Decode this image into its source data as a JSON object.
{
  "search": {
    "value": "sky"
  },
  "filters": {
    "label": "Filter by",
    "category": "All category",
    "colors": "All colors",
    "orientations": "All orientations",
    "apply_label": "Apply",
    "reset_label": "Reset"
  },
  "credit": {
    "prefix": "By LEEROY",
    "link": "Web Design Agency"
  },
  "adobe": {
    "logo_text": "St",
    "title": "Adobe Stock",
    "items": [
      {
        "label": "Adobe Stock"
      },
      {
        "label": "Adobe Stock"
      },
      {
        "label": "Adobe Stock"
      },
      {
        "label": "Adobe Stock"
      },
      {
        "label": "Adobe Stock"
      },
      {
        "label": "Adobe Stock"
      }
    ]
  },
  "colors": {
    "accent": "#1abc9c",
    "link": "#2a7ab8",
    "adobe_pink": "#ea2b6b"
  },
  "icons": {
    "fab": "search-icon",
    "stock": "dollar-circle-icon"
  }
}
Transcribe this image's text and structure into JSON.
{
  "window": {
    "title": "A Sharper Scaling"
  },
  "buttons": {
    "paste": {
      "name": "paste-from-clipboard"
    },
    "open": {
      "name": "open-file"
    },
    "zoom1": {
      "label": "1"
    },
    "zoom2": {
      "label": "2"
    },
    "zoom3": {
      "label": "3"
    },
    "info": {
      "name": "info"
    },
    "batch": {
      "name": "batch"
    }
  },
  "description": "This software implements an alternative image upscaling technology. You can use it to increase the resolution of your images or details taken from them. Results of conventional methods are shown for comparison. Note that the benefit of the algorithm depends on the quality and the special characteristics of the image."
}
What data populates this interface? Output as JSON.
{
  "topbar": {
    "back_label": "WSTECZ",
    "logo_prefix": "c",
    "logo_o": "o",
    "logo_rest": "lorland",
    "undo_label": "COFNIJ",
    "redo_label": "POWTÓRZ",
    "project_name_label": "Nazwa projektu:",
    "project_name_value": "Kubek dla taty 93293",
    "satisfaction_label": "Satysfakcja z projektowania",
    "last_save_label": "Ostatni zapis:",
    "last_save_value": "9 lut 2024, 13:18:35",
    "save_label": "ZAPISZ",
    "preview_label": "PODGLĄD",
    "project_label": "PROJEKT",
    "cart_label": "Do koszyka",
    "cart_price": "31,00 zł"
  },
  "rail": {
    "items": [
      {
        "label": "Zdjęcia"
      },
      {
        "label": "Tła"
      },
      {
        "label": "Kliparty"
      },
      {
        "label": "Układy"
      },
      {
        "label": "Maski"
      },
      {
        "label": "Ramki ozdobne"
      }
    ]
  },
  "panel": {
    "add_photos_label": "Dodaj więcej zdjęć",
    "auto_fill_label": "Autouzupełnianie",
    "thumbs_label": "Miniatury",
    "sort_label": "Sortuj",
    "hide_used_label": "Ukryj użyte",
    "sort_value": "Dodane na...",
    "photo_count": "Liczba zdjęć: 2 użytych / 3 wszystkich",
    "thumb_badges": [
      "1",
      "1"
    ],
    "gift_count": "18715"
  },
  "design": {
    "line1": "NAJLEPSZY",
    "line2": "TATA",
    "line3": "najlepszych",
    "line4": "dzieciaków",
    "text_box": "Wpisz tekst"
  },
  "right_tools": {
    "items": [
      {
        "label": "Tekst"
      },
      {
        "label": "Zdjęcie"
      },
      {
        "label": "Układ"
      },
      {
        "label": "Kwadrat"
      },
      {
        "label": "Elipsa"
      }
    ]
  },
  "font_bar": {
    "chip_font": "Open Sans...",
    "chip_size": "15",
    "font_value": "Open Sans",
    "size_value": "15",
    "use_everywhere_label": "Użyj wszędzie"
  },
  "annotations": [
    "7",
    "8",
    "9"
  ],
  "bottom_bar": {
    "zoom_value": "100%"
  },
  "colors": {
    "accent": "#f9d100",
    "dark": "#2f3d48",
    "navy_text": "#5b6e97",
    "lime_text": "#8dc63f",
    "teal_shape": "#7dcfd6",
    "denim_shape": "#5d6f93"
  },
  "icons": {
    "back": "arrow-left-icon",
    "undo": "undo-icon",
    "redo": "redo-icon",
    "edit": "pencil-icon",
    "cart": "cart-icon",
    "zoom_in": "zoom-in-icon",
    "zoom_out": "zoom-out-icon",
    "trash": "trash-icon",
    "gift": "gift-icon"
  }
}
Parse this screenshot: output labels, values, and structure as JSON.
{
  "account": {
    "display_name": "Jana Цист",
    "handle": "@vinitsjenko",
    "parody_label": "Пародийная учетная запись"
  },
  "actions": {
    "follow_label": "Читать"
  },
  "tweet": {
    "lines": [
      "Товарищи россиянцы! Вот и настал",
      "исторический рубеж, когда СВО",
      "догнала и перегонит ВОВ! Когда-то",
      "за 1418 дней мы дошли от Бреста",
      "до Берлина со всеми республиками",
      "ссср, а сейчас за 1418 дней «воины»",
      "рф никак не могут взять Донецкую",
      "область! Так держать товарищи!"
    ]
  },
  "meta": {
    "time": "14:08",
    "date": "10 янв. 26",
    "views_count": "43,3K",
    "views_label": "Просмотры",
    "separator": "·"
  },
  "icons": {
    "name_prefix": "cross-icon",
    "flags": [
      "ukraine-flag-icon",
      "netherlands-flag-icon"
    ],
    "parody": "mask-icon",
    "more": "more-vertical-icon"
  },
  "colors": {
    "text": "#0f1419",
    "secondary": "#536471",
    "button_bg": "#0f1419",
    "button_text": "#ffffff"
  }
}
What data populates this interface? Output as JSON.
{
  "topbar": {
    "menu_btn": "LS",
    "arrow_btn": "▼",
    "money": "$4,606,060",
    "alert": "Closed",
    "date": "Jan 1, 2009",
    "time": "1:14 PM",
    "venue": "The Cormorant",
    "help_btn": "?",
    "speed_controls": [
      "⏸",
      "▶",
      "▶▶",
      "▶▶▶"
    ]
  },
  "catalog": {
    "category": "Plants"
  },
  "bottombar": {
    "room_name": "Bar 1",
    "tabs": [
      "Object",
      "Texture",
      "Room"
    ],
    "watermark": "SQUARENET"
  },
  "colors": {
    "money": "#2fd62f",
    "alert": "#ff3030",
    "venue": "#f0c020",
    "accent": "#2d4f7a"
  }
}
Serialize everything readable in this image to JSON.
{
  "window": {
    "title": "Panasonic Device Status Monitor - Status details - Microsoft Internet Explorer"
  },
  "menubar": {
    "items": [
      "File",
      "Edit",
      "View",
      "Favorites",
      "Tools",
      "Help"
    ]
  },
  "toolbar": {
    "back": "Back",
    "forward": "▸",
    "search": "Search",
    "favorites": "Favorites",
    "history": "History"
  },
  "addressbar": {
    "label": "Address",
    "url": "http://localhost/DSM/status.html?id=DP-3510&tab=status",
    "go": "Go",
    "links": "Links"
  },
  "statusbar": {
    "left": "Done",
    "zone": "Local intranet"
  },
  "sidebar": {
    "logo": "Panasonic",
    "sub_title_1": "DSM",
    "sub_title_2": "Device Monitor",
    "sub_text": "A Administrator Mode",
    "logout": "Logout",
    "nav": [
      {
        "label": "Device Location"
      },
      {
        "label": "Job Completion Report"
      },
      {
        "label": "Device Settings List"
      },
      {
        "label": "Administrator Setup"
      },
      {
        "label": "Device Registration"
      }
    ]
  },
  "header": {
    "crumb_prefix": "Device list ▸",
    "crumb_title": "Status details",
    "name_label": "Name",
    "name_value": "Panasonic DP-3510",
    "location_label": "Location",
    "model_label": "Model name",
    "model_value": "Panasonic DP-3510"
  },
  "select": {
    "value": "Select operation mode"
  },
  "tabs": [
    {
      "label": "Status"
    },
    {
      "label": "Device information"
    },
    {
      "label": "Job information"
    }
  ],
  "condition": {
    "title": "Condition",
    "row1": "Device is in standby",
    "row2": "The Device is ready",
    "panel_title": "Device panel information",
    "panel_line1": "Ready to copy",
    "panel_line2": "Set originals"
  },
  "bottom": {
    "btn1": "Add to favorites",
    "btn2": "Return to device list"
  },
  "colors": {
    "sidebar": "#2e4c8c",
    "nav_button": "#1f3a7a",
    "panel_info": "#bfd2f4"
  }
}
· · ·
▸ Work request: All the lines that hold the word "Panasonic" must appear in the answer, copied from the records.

▸ Response area:
    "title": "Panasonic Device Status Monitor - Status details - Microsoft Internet Explorer"
    "logo": "Panasonic",
    "name_value": "Panasonic DP-3510",
    "model_value": "Panasonic DP-3510"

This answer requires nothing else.